** Information provided follows **

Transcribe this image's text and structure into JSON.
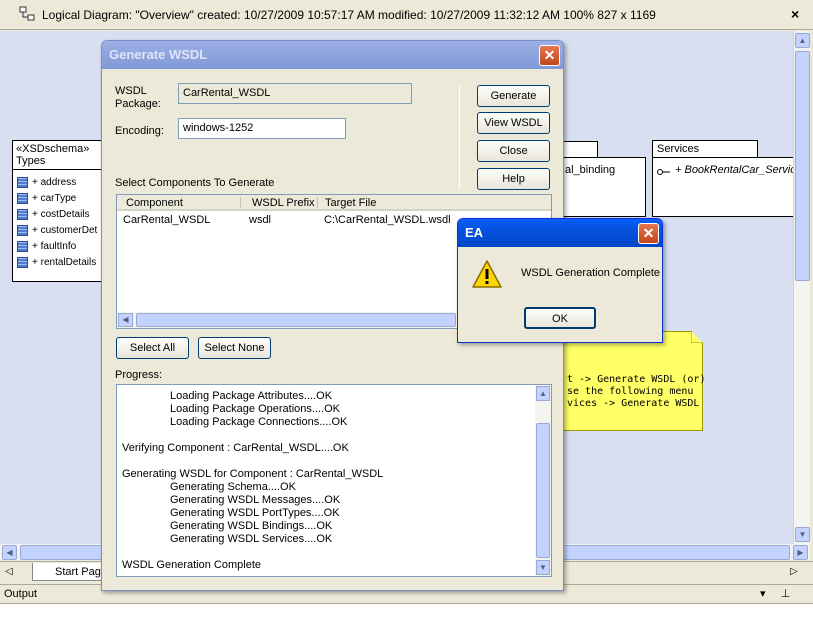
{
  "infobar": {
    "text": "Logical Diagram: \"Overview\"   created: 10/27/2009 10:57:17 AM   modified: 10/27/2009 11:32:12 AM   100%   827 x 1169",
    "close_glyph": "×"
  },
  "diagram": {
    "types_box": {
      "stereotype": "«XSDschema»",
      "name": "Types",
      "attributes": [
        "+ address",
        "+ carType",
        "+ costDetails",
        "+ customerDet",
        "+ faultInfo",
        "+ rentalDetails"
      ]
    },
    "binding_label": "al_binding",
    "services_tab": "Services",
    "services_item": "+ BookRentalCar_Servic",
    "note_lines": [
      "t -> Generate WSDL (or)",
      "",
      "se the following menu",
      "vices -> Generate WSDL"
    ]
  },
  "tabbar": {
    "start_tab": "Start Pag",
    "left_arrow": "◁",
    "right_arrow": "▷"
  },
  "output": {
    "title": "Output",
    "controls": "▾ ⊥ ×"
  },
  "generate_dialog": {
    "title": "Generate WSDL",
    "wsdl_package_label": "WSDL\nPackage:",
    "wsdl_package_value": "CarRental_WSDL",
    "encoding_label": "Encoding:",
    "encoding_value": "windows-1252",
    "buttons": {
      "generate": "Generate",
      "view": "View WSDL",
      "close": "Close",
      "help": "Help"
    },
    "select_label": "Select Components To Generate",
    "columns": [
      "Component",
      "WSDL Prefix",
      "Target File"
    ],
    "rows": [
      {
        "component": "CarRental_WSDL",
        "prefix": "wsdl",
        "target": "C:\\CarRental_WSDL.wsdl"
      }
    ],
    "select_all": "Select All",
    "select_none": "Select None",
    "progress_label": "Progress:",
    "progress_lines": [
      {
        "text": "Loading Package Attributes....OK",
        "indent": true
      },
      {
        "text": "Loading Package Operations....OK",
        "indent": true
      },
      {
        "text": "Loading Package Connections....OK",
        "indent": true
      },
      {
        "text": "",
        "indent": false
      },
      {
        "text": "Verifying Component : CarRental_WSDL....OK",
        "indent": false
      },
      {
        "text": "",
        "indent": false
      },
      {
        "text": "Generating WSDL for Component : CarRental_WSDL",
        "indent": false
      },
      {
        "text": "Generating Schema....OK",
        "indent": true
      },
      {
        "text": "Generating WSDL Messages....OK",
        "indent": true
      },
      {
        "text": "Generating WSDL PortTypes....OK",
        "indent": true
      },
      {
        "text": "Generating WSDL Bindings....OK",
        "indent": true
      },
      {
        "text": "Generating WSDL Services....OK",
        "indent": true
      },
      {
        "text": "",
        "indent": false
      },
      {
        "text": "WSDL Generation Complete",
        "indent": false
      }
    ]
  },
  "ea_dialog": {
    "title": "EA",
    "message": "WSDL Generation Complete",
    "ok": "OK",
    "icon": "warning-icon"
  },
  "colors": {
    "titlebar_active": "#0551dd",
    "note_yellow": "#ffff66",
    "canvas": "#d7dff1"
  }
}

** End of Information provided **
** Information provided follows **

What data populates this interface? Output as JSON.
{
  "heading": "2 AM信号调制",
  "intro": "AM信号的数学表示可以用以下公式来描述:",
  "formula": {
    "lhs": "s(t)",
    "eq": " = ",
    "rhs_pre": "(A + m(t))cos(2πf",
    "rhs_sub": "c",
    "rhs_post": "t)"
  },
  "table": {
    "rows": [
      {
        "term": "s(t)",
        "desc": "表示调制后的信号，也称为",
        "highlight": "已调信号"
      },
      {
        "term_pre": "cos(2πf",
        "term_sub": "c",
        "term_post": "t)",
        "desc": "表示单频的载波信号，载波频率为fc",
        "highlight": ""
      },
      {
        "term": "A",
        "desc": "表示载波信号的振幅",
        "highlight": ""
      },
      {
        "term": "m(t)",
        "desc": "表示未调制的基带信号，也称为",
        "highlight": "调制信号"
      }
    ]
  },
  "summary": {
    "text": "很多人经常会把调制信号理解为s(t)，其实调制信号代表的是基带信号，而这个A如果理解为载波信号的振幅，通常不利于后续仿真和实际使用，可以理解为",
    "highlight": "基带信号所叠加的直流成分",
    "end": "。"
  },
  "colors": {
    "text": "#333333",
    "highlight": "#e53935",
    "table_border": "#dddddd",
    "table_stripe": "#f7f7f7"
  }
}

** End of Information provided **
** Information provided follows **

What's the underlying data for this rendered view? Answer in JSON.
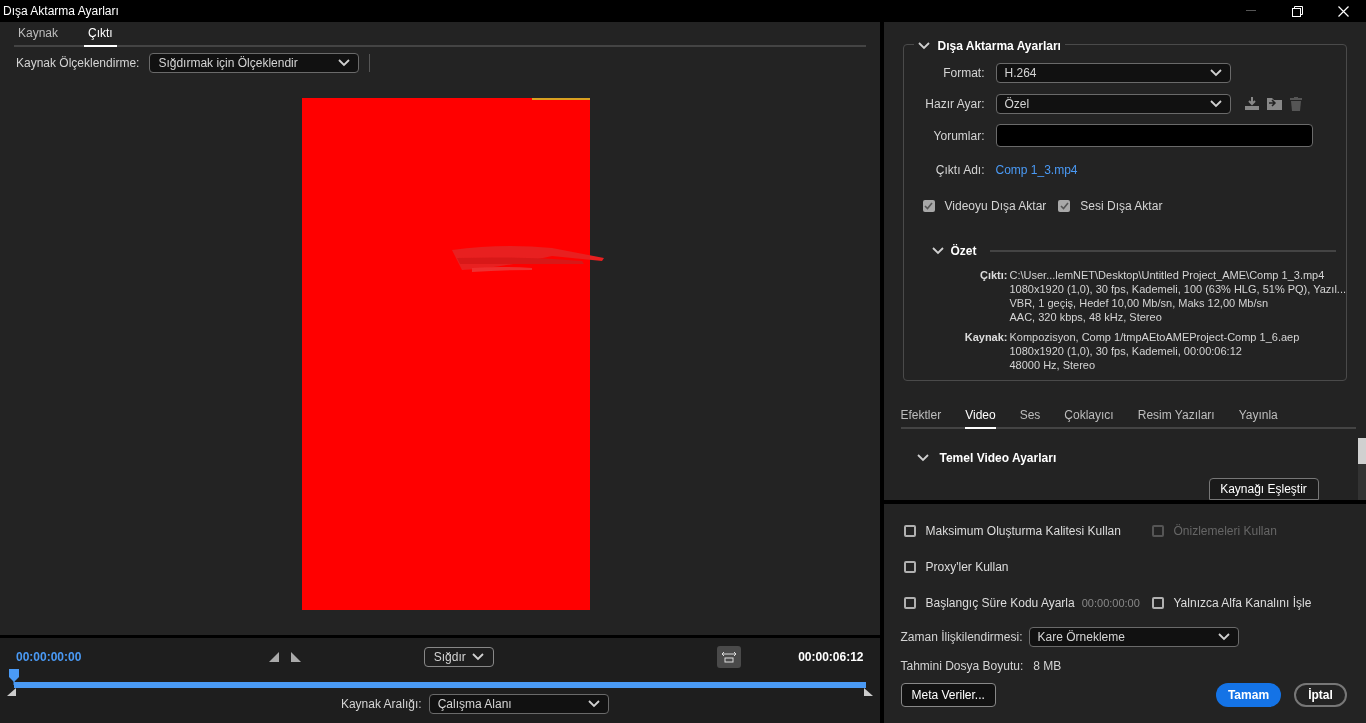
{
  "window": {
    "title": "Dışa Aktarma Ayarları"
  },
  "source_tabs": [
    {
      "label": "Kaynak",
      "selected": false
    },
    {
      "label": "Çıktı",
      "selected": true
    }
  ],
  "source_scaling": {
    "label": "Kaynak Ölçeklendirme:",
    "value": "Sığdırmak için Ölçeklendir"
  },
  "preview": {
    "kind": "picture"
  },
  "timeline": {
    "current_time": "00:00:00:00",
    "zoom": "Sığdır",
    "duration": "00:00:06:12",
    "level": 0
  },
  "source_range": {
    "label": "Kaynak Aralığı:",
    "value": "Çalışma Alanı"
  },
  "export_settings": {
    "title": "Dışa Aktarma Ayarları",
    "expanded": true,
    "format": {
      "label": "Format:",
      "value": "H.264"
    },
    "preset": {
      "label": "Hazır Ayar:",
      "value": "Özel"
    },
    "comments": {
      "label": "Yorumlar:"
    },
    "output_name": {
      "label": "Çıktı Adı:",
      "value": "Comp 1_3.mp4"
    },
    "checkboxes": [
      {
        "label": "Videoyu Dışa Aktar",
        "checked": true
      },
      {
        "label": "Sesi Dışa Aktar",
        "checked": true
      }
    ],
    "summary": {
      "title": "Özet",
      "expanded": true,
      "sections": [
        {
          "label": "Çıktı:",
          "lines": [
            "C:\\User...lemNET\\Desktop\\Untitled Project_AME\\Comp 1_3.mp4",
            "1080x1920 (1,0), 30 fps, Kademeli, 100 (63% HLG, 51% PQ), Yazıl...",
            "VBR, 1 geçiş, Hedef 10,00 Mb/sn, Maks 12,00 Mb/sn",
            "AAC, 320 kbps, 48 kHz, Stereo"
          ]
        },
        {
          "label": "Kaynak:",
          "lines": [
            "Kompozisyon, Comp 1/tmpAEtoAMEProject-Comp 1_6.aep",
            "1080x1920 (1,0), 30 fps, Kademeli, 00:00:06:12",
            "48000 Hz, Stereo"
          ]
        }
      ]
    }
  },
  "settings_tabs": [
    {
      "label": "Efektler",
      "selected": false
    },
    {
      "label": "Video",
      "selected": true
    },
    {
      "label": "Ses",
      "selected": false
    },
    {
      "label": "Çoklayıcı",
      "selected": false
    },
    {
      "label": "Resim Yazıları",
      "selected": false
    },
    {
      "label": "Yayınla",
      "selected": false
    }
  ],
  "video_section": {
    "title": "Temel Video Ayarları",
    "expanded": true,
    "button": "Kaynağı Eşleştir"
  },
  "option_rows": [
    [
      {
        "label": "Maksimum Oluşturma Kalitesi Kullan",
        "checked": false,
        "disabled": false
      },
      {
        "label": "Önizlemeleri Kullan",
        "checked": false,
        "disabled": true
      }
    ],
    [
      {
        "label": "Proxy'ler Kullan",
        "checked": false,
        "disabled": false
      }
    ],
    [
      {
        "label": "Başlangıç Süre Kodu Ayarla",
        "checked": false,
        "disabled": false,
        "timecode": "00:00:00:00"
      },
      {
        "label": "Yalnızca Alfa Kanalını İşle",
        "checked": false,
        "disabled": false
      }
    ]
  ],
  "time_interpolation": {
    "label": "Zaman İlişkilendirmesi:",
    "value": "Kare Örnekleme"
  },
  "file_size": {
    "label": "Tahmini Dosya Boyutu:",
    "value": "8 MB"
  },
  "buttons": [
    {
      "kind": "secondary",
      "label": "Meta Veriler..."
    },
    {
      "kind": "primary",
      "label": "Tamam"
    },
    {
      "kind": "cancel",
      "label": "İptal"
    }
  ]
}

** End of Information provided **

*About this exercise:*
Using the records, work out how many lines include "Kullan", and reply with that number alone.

*Solution for this task:*
3